Guest More than 1 year ago
Few books have changed my thinking on any one particular subject as has this volume by Kennedy. I was trained in New Testament academics heavy on the German, largely Lutheran, 'higher critical' method. While this methodology has strengths, it is based largely on the study of the written text as a literary document. That is all well and good, but Kennedy reminds us that these were most likely oral documents, transcriptions, if you will, of texts that were intended to be heard by the audiences to which they were written. In other words, although the letters of the Apostle Paul were in fact written down and sent to the various congregations to which they are addressed, they were most likely experienced by that vast majority of people there as something that was read to them and not as something that they read.
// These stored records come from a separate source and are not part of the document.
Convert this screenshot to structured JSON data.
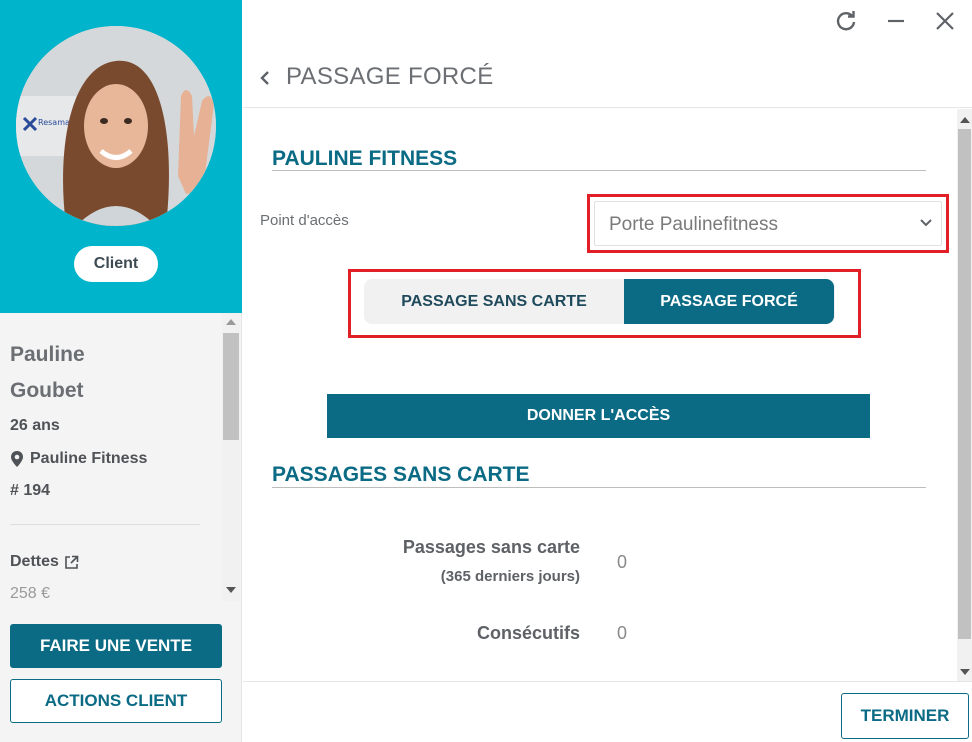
{
  "sidebar": {
    "badge": "Client",
    "first_name": "Pauline",
    "last_name": "Goubet",
    "age": "26 ans",
    "club": "Pauline Fitness",
    "member_number": "# 194",
    "debts_label": "Dettes",
    "debts_value": "258 €",
    "primary_button": "FAIRE UNE VENTE",
    "secondary_button": "ACTIONS CLIENT",
    "avatar_logo_text": "Resama"
  },
  "window": {
    "controls": [
      "refresh-icon",
      "minimize-icon",
      "close-icon"
    ]
  },
  "header": {
    "title": "PASSAGE FORCÉ"
  },
  "main": {
    "section1_title": "PAULINE FITNESS",
    "access_point_label": "Point d'accès",
    "access_point_value": "Porte Paulinefitness",
    "toggle": {
      "options": [
        "PASSAGE SANS CARTE",
        "PASSAGE FORCÉ"
      ],
      "selected": "PASSAGE FORCÉ"
    },
    "grant_button": "DONNER L'ACCÈS",
    "section2_title": "PASSAGES SANS CARTE",
    "stats": {
      "label1": "Passages sans carte",
      "label1_sub": "(365 derniers jours)",
      "value1": "0",
      "label2": "Consécutifs",
      "value2": "0"
    }
  },
  "footer": {
    "finish_button": "TERMINER"
  },
  "colors": {
    "sidebar_accent": "#00b4cb",
    "primary": "#0b6a84",
    "highlight_box": "#e01f26"
  }
}
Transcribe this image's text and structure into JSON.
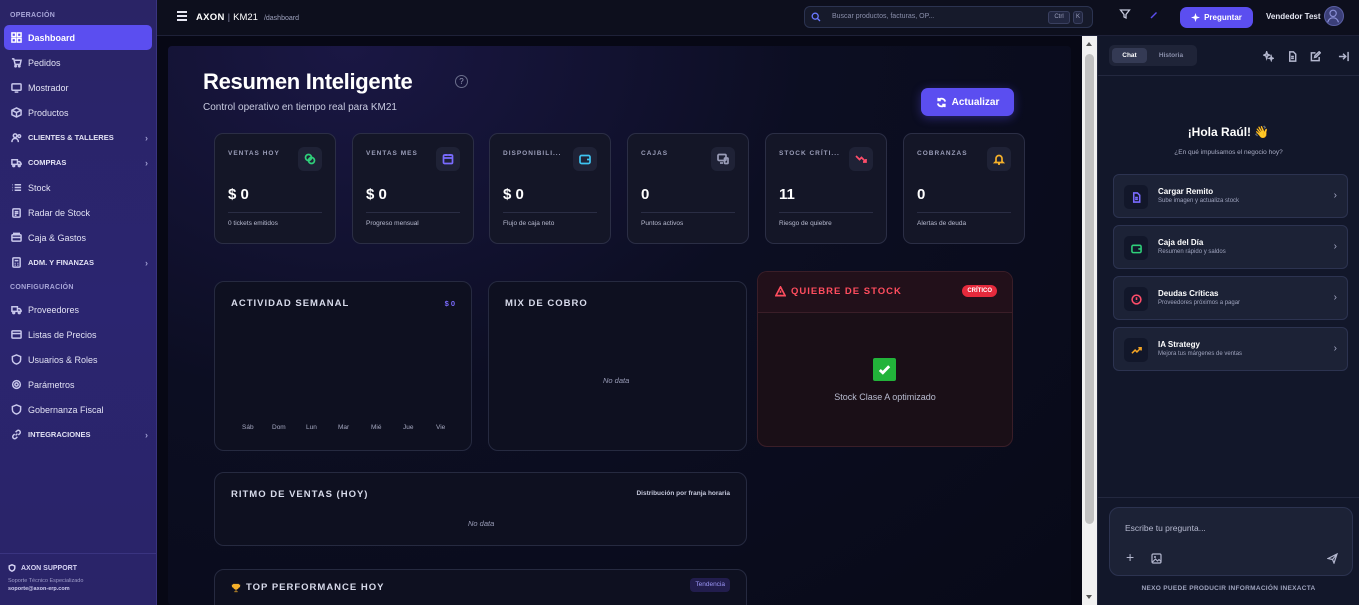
{
  "sidebar": {
    "section_operacion": "OPERACIÓN",
    "section_config": "CONFIGURACIÓN",
    "items": [
      {
        "label": "Dashboard"
      },
      {
        "label": "Pedidos"
      },
      {
        "label": "Mostrador"
      },
      {
        "label": "Productos"
      },
      {
        "label": "CLIENTES & TALLERES"
      },
      {
        "label": "COMPRAS"
      },
      {
        "label": "Stock"
      },
      {
        "label": "Radar de Stock"
      },
      {
        "label": "Caja & Gastos"
      },
      {
        "label": "ADM. Y FINANZAS"
      }
    ],
    "config_items": [
      {
        "label": "Proveedores"
      },
      {
        "label": "Listas de Precios"
      },
      {
        "label": "Usuarios & Roles"
      },
      {
        "label": "Parámetros"
      },
      {
        "label": "Gobernanza Fiscal"
      },
      {
        "label": "INTEGRACIONES"
      }
    ],
    "support": {
      "title": "AXON SUPPORT",
      "subtitle": "Soporte Técnico Especializado",
      "email": "soporte@axon-erp.com"
    }
  },
  "topbar": {
    "brand": "AXON",
    "company": "KM21",
    "breadcrumb": "/dashboard",
    "search_placeholder": "Buscar productos, facturas, OP...",
    "kbd_ctrl": "Ctrl",
    "kbd_k": "K",
    "ask_label": "Preguntar",
    "user_name": "Vendedor Test"
  },
  "dashboard": {
    "title": "Resumen Inteligente",
    "help": "?",
    "subtitle": "Control operativo en tiempo real para KM21",
    "refresh_label": "Actualizar",
    "kpis": [
      {
        "label": "VENTAS HOY",
        "value": "$ 0",
        "foot": "0 tickets emitidos",
        "icon": "coins-icon",
        "color": "#2fd07a"
      },
      {
        "label": "VENTAS MES",
        "value": "$ 0",
        "foot": "Progreso mensual",
        "icon": "calendar-icon",
        "color": "#7a6bff"
      },
      {
        "label": "DISPONIBILI...",
        "value": "$ 0",
        "foot": "Flujo de caja neto",
        "icon": "wallet-icon",
        "color": "#3ec3f0"
      },
      {
        "label": "CAJAS",
        "value": "0",
        "foot": "Puntos activos",
        "icon": "devices-icon",
        "color": "#9a9db8"
      },
      {
        "label": "STOCK CRÍTI...",
        "value": "11",
        "foot": "Riesgo de quiebre",
        "icon": "trend-down-icon",
        "color": "#ff4d6a"
      },
      {
        "label": "COBRANZAS",
        "value": "0",
        "foot": "Alertas de deuda",
        "icon": "bell-icon",
        "color": "#f5b02a"
      }
    ],
    "actividad": {
      "title": "ACTIVIDAD SEMANAL",
      "total": "$ 0",
      "days": [
        "Sáb",
        "Dom",
        "Lun",
        "Mar",
        "Mié",
        "Jue",
        "Vie"
      ]
    },
    "mix": {
      "title": "MIX DE COBRO",
      "empty": "No data"
    },
    "quiebre": {
      "title": "QUIEBRE DE STOCK",
      "badge": "CRÍTICO",
      "message": "Stock Clase A optimizado"
    },
    "ritmo": {
      "title": "RITMO DE VENTAS (HOY)",
      "hint": "Distribución por franja horaria",
      "empty": "No data"
    },
    "top": {
      "title": "TOP PERFORMANCE HOY",
      "badge": "Tendencia"
    }
  },
  "chat": {
    "tab_chat": "Chat",
    "tab_historia": "Historia",
    "greeting": "¡Hola Raúl! 👋",
    "greeting_sub": "¿En qué impulsamos el negocio hoy?",
    "cards": [
      {
        "title": "Cargar Remito",
        "sub": "Sube imagen y actualiza stock",
        "icon": "document-icon",
        "color": "#7a6bff"
      },
      {
        "title": "Caja del Día",
        "sub": "Resumen rápido y saldos",
        "icon": "wallet-icon",
        "color": "#2fd07a"
      },
      {
        "title": "Deudas Críticas",
        "sub": "Proveedores próximos a pagar",
        "icon": "alert-circle-icon",
        "color": "#ff4d6a"
      },
      {
        "title": "IA Strategy",
        "sub": "Mejora tus márgenes de ventas",
        "icon": "trend-up-icon",
        "color": "#f5a524"
      }
    ],
    "input_placeholder": "Escribe tu pregunta...",
    "disclaimer": "NEXO PUEDE PRODUCIR INFORMACIÓN INEXACTA"
  }
}
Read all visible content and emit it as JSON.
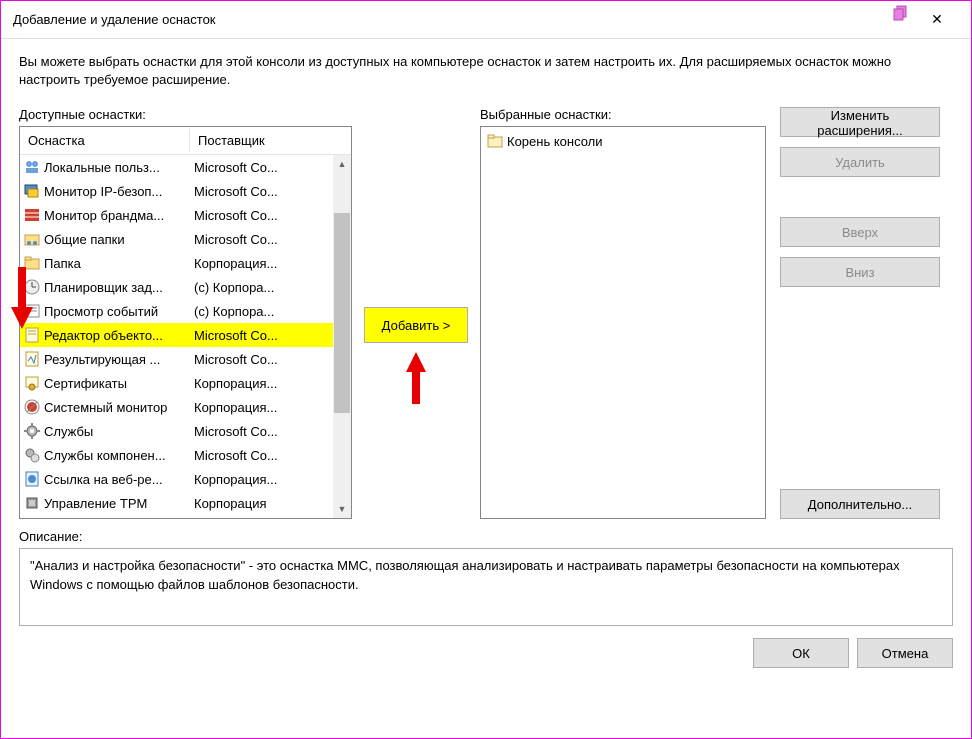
{
  "window": {
    "title": "Добавление и удаление оснасток",
    "close": "✕"
  },
  "intro": "Вы можете выбрать оснастки для этой консоли из доступных на компьютере оснасток и затем настроить их. Для расширяемых оснасток можно настроить требуемое расширение.",
  "available": {
    "label": "Доступные оснастки:",
    "col1": "Оснастка",
    "col2": "Поставщик",
    "rows": [
      {
        "name": "Локальные польз...",
        "vendor": "Microsoft Co...",
        "icon": "users"
      },
      {
        "name": "Монитор IP-безоп...",
        "vendor": "Microsoft Co...",
        "icon": "monitor-ip"
      },
      {
        "name": "Монитор брандма...",
        "vendor": "Microsoft Co...",
        "icon": "firewall"
      },
      {
        "name": "Общие папки",
        "vendor": "Microsoft Co...",
        "icon": "shared-folders"
      },
      {
        "name": "Папка",
        "vendor": "Корпорация...",
        "icon": "folder"
      },
      {
        "name": "Планировщик зад...",
        "vendor": "(c) Корпора...",
        "icon": "scheduler"
      },
      {
        "name": "Просмотр событий",
        "vendor": "(c) Корпора...",
        "icon": "event-viewer"
      },
      {
        "name": "Редактор объекто...",
        "vendor": "Microsoft Co...",
        "icon": "gpo-editor",
        "selected": true
      },
      {
        "name": "Результирующая ...",
        "vendor": "Microsoft Co...",
        "icon": "rsop"
      },
      {
        "name": "Сертификаты",
        "vendor": "Корпорация...",
        "icon": "certificates"
      },
      {
        "name": "Системный монитор",
        "vendor": "Корпорация...",
        "icon": "perfmon"
      },
      {
        "name": "Службы",
        "vendor": "Microsoft Co...",
        "icon": "services"
      },
      {
        "name": "Службы компонен...",
        "vendor": "Microsoft Co...",
        "icon": "component-services"
      },
      {
        "name": "Ссылка на веб-ре...",
        "vendor": "Корпорация...",
        "icon": "web-link"
      },
      {
        "name": "Управление TPM",
        "vendor": "Корпорация",
        "icon": "tpm"
      }
    ]
  },
  "add_button": "Добавить >",
  "selected": {
    "label": "Выбранные оснастки:",
    "items": [
      {
        "name": "Корень консоли",
        "icon": "folder"
      }
    ]
  },
  "side_buttons": {
    "edit_ext": "Изменить расширения...",
    "remove": "Удалить",
    "up": "Вверх",
    "down": "Вниз",
    "advanced": "Дополнительно..."
  },
  "description": {
    "label": "Описание:",
    "text": "\"Анализ и настройка безопасности\" - это оснастка MMC, позволяющая анализировать и настраивать параметры безопасности на компьютерах Windows с помощью файлов шаблонов безопасности."
  },
  "buttons": {
    "ok": "ОК",
    "cancel": "Отмена"
  }
}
This oral presentation was based on a number of factors that we forget in the post-Guttenberg (printing press) era: The first century was an oral culture. Many people could not read, but even those who could expected to listen to texts as much as read them. Rhetoric, the art of oral persuasion, was held as the highest demonstration of a well-educated man (it was also a man's world). Thus, to communicate within the framework of the Greco-Roman world, Kennedy maintains, Paul wrote rhetorically, with the intention that it would be listened to, like a sermon. Even the Gospels were written in this fashion, as long stories of Jesus to be heard in one sitting among the communities of faith. Studying the New Testament from a purely literary framework, therefore, without 'listening' to the text as rhetoric, misses much of what the first century audiences would have know and appreciated. This book opened a whole new world for me, when I first read it over fifteen years ago as a well-trained student in the New Testament. Since then, I have deepened by appreciation for Kennedy¿s methodology and incorporated much of what I have learned in my own investigations. If you are a student of the New Testament, this little book will invite you to change your way of thinking and, more importantly, your way of 'hearing.' Enjoy!